Data for the task:
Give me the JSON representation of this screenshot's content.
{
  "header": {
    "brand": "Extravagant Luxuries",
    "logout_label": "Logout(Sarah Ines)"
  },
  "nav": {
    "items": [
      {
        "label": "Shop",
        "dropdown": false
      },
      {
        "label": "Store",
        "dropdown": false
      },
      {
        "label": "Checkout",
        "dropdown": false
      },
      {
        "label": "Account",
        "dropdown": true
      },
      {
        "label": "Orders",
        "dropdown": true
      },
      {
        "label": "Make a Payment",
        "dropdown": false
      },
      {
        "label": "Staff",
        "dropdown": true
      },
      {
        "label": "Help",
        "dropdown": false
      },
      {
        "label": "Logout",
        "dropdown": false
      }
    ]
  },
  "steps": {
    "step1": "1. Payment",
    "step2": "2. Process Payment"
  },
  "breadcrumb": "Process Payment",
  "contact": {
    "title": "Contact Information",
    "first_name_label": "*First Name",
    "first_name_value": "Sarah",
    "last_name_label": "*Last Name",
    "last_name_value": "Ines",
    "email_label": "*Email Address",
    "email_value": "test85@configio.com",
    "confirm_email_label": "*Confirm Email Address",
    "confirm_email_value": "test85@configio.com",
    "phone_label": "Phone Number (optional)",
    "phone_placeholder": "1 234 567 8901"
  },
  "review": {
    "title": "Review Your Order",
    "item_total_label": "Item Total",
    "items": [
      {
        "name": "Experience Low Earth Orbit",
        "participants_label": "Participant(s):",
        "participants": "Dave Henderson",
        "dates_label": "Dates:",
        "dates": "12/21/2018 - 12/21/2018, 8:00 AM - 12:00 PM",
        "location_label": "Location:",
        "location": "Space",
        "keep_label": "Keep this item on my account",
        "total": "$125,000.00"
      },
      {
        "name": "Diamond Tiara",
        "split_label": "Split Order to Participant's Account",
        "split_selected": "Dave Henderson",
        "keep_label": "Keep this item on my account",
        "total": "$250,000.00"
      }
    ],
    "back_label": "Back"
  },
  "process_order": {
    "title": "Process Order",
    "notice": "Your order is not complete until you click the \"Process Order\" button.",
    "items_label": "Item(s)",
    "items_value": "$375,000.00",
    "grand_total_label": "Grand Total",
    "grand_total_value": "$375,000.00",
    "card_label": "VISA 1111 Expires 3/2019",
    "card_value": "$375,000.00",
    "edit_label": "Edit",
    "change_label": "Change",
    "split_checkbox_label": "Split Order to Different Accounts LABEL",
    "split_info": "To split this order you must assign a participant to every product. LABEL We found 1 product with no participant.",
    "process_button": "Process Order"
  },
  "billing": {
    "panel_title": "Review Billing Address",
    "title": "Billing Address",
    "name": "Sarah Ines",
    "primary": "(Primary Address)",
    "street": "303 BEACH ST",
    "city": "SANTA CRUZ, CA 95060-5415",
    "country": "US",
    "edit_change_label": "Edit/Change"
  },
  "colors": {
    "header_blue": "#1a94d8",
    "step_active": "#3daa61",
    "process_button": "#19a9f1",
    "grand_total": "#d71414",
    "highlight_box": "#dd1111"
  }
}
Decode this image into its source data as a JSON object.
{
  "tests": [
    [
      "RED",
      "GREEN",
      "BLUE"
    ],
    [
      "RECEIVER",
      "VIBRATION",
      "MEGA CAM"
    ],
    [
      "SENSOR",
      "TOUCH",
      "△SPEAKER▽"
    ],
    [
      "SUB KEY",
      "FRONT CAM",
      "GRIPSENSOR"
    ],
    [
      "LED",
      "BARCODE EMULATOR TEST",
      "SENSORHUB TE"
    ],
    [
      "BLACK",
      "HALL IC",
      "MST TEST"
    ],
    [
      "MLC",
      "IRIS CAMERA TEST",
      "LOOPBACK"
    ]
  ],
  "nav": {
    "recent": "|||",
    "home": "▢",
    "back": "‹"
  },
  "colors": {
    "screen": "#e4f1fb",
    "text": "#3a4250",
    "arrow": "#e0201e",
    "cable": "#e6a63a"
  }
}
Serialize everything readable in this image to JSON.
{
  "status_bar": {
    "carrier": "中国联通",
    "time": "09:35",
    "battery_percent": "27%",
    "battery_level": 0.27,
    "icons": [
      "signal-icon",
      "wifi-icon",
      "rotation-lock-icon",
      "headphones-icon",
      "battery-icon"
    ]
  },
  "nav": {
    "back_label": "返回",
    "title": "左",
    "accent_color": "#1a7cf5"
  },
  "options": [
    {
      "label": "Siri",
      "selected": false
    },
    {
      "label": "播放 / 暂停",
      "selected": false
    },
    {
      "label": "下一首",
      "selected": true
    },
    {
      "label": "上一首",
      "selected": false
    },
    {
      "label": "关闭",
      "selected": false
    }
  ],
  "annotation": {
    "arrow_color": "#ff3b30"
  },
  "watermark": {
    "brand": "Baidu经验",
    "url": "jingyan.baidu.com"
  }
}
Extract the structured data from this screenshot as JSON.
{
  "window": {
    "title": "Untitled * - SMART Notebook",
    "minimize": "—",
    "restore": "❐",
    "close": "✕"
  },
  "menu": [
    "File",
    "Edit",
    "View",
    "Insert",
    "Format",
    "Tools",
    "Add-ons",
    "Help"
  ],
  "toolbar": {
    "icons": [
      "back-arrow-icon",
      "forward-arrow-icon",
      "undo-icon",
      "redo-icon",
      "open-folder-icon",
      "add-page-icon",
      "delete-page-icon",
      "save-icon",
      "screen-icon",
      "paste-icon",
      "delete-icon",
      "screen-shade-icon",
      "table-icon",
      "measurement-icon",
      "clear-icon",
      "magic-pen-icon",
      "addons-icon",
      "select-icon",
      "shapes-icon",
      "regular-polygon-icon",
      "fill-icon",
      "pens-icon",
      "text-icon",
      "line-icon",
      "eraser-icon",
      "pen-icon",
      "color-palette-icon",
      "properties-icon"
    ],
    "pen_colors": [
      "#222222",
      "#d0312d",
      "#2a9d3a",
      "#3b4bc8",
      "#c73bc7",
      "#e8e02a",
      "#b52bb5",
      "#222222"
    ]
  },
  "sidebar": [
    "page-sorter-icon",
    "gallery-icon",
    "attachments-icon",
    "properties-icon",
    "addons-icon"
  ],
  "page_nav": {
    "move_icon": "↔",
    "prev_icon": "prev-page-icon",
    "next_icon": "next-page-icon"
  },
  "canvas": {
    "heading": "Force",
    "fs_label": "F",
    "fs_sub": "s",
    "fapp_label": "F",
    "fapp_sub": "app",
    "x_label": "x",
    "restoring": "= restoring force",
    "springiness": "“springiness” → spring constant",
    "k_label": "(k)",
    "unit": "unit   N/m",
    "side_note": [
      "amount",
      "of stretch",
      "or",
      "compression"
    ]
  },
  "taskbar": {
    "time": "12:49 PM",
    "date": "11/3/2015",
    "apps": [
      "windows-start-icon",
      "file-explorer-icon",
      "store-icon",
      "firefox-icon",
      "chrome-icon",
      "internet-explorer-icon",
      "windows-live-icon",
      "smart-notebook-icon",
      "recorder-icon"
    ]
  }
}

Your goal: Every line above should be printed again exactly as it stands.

Task solution:
Give me the JSON representation of this screenshot's content.
{
  "header": {
    "brand": "Extravagant Luxuries",
    "logout_label": "Logout(Sarah Ines)"
  },
  "nav": {
    "items": [
      {
        "label": "Shop",
        "dropdown": false
      },
      {
        "label": "Store",
        "dropdown": false
      },
      {
        "label": "Checkout",
        "dropdown": false
      },
      {
        "label": "Account",
        "dropdown": true
      },
      {
        "label": "Orders",
        "dropdown": true
      },
      {
        "label": "Make a Payment",
        "dropdown": false
      },
      {
        "label": "Staff",
        "dropdown": true
      },
      {
        "label": "Help",
        "dropdown": false
      },
      {
        "label": "Logout",
        "dropdown": false
      }
    ]
  },
  "steps": {
    "step1": "1. Payment",
    "step2": "2. Process Payment"
  },
  "breadcrumb": "Process Payment",
  "contact": {
    "title": "Contact Information",
    "first_name_label": "*First Name",
    "first_name_value": "Sarah",
    "last_name_label": "*Last Name",
    "last_name_value": "Ines",
    "email_label": "*Email Address",
    "email_value": "test85@configio.com",
    "confirm_email_label": "*Confirm Email Address",
    "confirm_email_value": "test85@configio.com",
    "phone_label": "Phone Number (optional)",
    "phone_placeholder": "1 234 567 8901"
  },
  "review": {
    "title": "Review Your Order",
    "item_total_label": "Item Total",
    "items": [
      {
        "name": "Experience Low Earth Orbit",
        "participants_label": "Participant(s):",
        "participants": "Dave Henderson",
        "dates_label": "Dates:",
        "dates": "12/21/2018 - 12/21/2018, 8:00 AM - 12:00 PM",
        "location_label": "Location:",
        "location": "Space",
        "keep_label": "Keep this item on my account",
        "total": "$125,000.00"
      },
      {
        "name": "Diamond Tiara",
        "split_label": "Split Order to Participant's Account",
        "split_selected": "Dave Henderson",
        "keep_label": "Keep this item on my account",
        "total": "$250,000.00"
      }
    ],
    "back_label": "Back"
  },
  "process_order": {
    "title": "Process Order",
    "notice": "Your order is not complete until you click the \"Process Order\" button.",
    "items_label": "Item(s)",
    "items_value": "$375,000.00",
    "grand_total_label": "Grand Total",
    "grand_total_value": "$375,000.00",
    "card_label": "VISA 1111 Expires 3/2019",
    "card_value": "$375,000.00",
    "edit_label": "Edit",
    "change_label": "Change",
    "split_checkbox_label": "Split Order to Different Accounts LABEL",
    "split_info": "To split this order you must assign a participant to every product. LABEL We found 1 product with no participant.",
    "process_button": "Process Order"
  },
  "billing": {
    "panel_title": "Review Billing Address",
    "title": "Billing Address",
    "name": "Sarah Ines",
    "primary": "(Primary Address)",
    "street": "303 BEACH ST",
    "city": "SANTA CRUZ, CA 95060-5415",
    "country": "US",
    "edit_change_label": "Edit/Change"
  },
  "colors": {
    "header_blue": "#1a94d8",
    "step_active": "#3daa61",
    "process_button": "#19a9f1",
    "grand_total": "#d71414",
    "highlight_box": "#dd1111"
  }
}
Decode this image into its source data as a JSON object.
{
  "tests": [
    [
      "RED",
      "GREEN",
      "BLUE"
    ],
    [
      "RECEIVER",
      "VIBRATION",
      "MEGA CAM"
    ],
    [
      "SENSOR",
      "TOUCH",
      "△SPEAKER▽"
    ],
    [
      "SUB KEY",
      "FRONT CAM",
      "GRIPSENSOR"
    ],
    [
      "LED",
      "BARCODE EMULATOR TEST",
      "SENSORHUB TE"
    ],
    [
      "BLACK",
      "HALL IC",
      "MST TEST"
    ],
    [
      "MLC",
      "IRIS CAMERA TEST",
      "LOOPBACK"
    ]
  ],
  "nav": {
    "recent": "|||",
    "home": "▢",
    "back": "‹"
  },
  "colors": {
    "screen": "#e4f1fb",
    "text": "#3a4250",
    "arrow": "#e0201e",
    "cable": "#e6a63a"
  }
}
Serialize everything readable in this image to JSON.
{
  "status_bar": {
    "carrier": "中国联通",
    "time": "09:35",
    "battery_percent": "27%",
    "battery_level": 0.27,
    "icons": [
      "signal-icon",
      "wifi-icon",
      "rotation-lock-icon",
      "headphones-icon",
      "battery-icon"
    ]
  },
  "nav": {
    "back_label": "返回",
    "title": "左",
    "accent_color": "#1a7cf5"
  },
  "options": [
    {
      "label": "Siri",
      "selected": false
    },
    {
      "label": "播放 / 暂停",
      "selected": false
    },
    {
      "label": "下一首",
      "selected": true
    },
    {
      "label": "上一首",
      "selected": false
    },
    {
      "label": "关闭",
      "selected": false
    }
  ],
  "annotation": {
    "arrow_color": "#ff3b30"
  },
  "watermark": {
    "brand": "Baidu经验",
    "url": "jingyan.baidu.com"
  }
}
Extract the structured data from this screenshot as JSON.
{
  "window": {
    "title": "Untitled * - SMART Notebook",
    "minimize": "—",
    "restore": "❐",
    "close": "✕"
  },
  "menu": [
    "File",
    "Edit",
    "View",
    "Insert",
    "Format",
    "Tools",
    "Add-ons",
    "Help"
  ],
  "toolbar": {
    "icons": [
      "back-arrow-icon",
      "forward-arrow-icon",
      "undo-icon",
      "redo-icon",
      "open-folder-icon",
      "add-page-icon",
      "delete-page-icon",
      "save-icon",
      "screen-icon",
      "paste-icon",
      "delete-icon",
      "screen-shade-icon",
      "table-icon",
      "measurement-icon",
      "clear-icon",
      "magic-pen-icon",
      "addons-icon",
      "select-icon",
      "shapes-icon",
      "regular-polygon-icon",
      "fill-icon",
      "pens-icon",
      "text-icon",
      "line-icon",
      "eraser-icon",
      "pen-icon",
      "color-palette-icon",
      "properties-icon"
    ],
    "pen_colors": [
      "#222222",
      "#d0312d",
      "#2a9d3a",
      "#3b4bc8",
      "#c73bc7",
      "#e8e02a",
      "#b52bb5",
      "#222222"
    ]
  },
  "sidebar": [
    "page-sorter-icon",
    "gallery-icon",
    "attachments-icon",
    "properties-icon",
    "addons-icon"
  ],
  "page_nav": {
    "move_icon": "↔",
    "prev_icon": "prev-page-icon",
    "next_icon": "next-page-icon"
  },
  "canvas": {
    "heading": "Force",
    "fs_label": "F",
    "fs_sub": "s",
    "fapp_label": "F",
    "fapp_sub": "app",
    "x_label": "x",
    "restoring": "= restoring force",
    "springiness": "“springiness” → spring constant",
    "k_label": "(k)",
    "unit": "unit   N/m",
    "side_note": [
      "amount",
      "of stretch",
      "or",
      "compression"
    ]
  },
  "taskbar": {
    "time": "12:49 PM",
    "date": "11/3/2015",
    "apps": [
      "windows-start-icon",
      "file-explorer-icon",
      "store-icon",
      "firefox-icon",
      "chrome-icon",
      "internet-explorer-icon",
      "windows-live-icon",
      "smart-notebook-icon",
      "recorder-icon"
    ]
  }
}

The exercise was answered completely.